Richard Branson, Founder of the Virgin Group: Billionaire Richard Branson, a dyslexic dropout at 16, emphasises how dyslexia shaped his unique thinking. He founded Virgin Records and expanded into over 400 companies across diverse sectors under the Virgin Group umbrella. Read his candid blog here.

Barbara Corcoran, Celebrity Investor at Shark Tank: As a self-made millionaire and celebrity investor on ABC's Shark Tank, she transformed $1,000 into a $5 billion real estate business. Despite being labelled 'the dumb kid in school,' she credits her success, creativity, and competitiveness to dyslexia.

Ingvar Kampraid, Founder of IKEA: IKEA's Swedish billionaire founder, neurodivergent, created a unique brand strategy by associating products with creative names instead of codes, a practice that endures today.

Their success stories underscore the fact that by allowing creative freedom and an accommodating work set-up, neurodivergent individuals can come up with ideas and strategies that far exceed other people’s expectations - taking businesses to new heights.

Wired differently - for better and ‘not’ for worse

Kirsten WestHolter, the UAE Country Chair for G100, believes, “Neurodiverse employees offer a distinct array of skills and perspectives, enriching the organisation's problem-solving capacity and innovative potential. They often have unconventional thinking patterns, which can lead to innovative solutions that may not emerge in a more homogenous work environment.

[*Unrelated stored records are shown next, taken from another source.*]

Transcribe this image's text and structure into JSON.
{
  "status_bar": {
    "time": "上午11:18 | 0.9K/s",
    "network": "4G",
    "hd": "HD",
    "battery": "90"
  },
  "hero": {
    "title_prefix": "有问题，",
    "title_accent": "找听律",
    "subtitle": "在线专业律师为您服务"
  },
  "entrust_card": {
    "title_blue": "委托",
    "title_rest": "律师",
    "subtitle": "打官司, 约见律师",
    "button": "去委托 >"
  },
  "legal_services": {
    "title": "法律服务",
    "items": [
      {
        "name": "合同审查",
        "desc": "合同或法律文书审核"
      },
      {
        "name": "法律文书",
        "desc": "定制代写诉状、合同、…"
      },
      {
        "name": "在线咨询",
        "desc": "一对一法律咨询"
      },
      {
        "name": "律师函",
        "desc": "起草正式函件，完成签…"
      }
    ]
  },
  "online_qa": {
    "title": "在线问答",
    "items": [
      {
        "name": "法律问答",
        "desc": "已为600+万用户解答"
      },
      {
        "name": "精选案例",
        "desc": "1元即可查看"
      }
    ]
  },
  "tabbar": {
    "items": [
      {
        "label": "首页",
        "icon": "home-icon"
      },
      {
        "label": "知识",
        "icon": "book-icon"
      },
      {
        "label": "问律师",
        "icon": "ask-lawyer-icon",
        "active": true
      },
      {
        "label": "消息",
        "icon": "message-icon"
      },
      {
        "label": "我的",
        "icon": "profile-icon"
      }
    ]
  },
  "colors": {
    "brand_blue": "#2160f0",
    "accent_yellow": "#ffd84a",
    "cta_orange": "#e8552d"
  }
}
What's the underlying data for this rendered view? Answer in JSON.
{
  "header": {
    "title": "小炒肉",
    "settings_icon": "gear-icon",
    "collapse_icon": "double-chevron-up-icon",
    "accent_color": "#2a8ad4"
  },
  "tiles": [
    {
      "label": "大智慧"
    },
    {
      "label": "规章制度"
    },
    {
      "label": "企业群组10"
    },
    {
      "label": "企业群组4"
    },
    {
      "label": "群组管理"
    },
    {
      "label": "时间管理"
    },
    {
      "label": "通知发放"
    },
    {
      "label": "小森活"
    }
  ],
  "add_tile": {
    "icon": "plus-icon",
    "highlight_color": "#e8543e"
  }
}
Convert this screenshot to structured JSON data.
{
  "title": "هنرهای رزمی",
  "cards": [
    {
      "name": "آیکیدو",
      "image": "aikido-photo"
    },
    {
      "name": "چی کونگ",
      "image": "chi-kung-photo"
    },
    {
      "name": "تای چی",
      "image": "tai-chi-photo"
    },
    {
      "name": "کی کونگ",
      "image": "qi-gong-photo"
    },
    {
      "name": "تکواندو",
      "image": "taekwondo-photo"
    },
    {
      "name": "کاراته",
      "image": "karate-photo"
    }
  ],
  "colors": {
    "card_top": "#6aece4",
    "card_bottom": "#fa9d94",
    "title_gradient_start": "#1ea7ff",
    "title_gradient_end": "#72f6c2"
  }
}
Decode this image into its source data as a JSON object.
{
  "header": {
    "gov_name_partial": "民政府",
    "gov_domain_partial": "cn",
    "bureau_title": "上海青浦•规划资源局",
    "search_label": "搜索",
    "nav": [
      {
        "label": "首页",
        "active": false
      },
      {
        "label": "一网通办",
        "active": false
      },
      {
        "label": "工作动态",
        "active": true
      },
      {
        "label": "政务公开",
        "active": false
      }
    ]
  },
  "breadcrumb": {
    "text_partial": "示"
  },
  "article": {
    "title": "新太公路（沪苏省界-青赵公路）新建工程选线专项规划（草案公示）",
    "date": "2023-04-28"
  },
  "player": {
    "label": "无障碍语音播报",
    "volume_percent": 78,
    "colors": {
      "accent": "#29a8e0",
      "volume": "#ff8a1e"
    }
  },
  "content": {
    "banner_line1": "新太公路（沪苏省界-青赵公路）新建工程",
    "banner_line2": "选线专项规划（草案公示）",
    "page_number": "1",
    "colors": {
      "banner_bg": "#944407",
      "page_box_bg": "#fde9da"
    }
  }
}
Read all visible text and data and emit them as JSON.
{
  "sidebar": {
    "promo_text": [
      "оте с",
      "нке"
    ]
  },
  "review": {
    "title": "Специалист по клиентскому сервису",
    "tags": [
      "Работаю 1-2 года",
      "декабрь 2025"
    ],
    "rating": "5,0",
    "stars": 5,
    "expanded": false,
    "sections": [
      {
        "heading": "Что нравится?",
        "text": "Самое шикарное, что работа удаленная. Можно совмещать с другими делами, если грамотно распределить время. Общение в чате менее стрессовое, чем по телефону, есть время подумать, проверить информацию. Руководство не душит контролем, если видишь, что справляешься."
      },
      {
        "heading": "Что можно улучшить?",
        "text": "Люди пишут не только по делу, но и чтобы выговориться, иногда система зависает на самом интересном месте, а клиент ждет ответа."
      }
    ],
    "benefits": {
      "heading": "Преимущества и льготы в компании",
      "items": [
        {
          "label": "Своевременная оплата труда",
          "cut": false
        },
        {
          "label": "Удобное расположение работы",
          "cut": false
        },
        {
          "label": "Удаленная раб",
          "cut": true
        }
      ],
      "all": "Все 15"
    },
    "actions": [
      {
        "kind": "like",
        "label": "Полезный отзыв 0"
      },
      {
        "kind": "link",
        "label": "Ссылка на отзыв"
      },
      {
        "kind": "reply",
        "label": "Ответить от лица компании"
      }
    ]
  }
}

Their ability to focus on details and think critically can also be a valuable asset when it comes to troubleshooting, quality control, or complex analysis.”

According to a survey conducted by Texthelp with 500 neurodivergent people, 44% were worried that talking about their condition at work would negatively impact their career.

The stigma surrounding neurological conditions and the pressure of competing with their neurotypical counterparts prevents them from speaking up about the provisions that can make their life easier in the workplace.

“Approx. 20% of the population are neurodivergent and 50% of these people don’t actually know that they are neurodivergent”, says Hester Grainger, Co-Founder of Perfectly Autistic. “Even if someone has a diagnosis, it can still take up to two years for them to disclose their diagnosis at work, even if they feel supported, which is worth bearing in mind.”

This prompts the question: Is your workplace a safe environment where employees can be their most authentic selves without fear of judgement? If not, that is the first goal that you should work towards.

How can organisations become more neuro-inclusive? 

Asmara Nomani, Founder of ANC Global and Global Co-Chair of Coca-Cola Women in STEM (CWIS) is spot-on as she says, “Neurodiversity isn't a challenge to overcome. It's not about 'thinking outside the box' but recognizing that the box was never the right shape for everyone to begin with”.

Neurodivergent employees do not have to fit in. Instead, companies should have environments that accept cognitive diversity, celebrate their uniqueness, and provide accommodations that can make them thrive in the workplace.

Here are 5 actionable ways to begin building a more inclusive workplace for your neurodiverse workforce:

1. Invest in training programs for employees and managers on how to better support and empower their neurodiverse colleagues in the workplace.

2. Make the recruitment process more accessible and inclusive. This means creating comprehensive job descriptions, flexible and personalised interview processes, and alternative assessments.

3. Be flexible about remote and in-office work options. Let employees decide how they would like to work and what ticks their productivity.

4. Be mindful of their sensory triggers. Provide noise-cancelling headphones for individuals who are sensitive and easily distracted with noise. In fact, go an extra step by keeping a stack of fidget devices for stimming.

5. Be understanding. Use different metrics to compare the performance of neurotypical versus neurodiverse employees. Unless the deadlines are urgent, let them take enough breaks or spend extra time on tasks. This will assure that their creativity is at its peak and their performance will reflect that.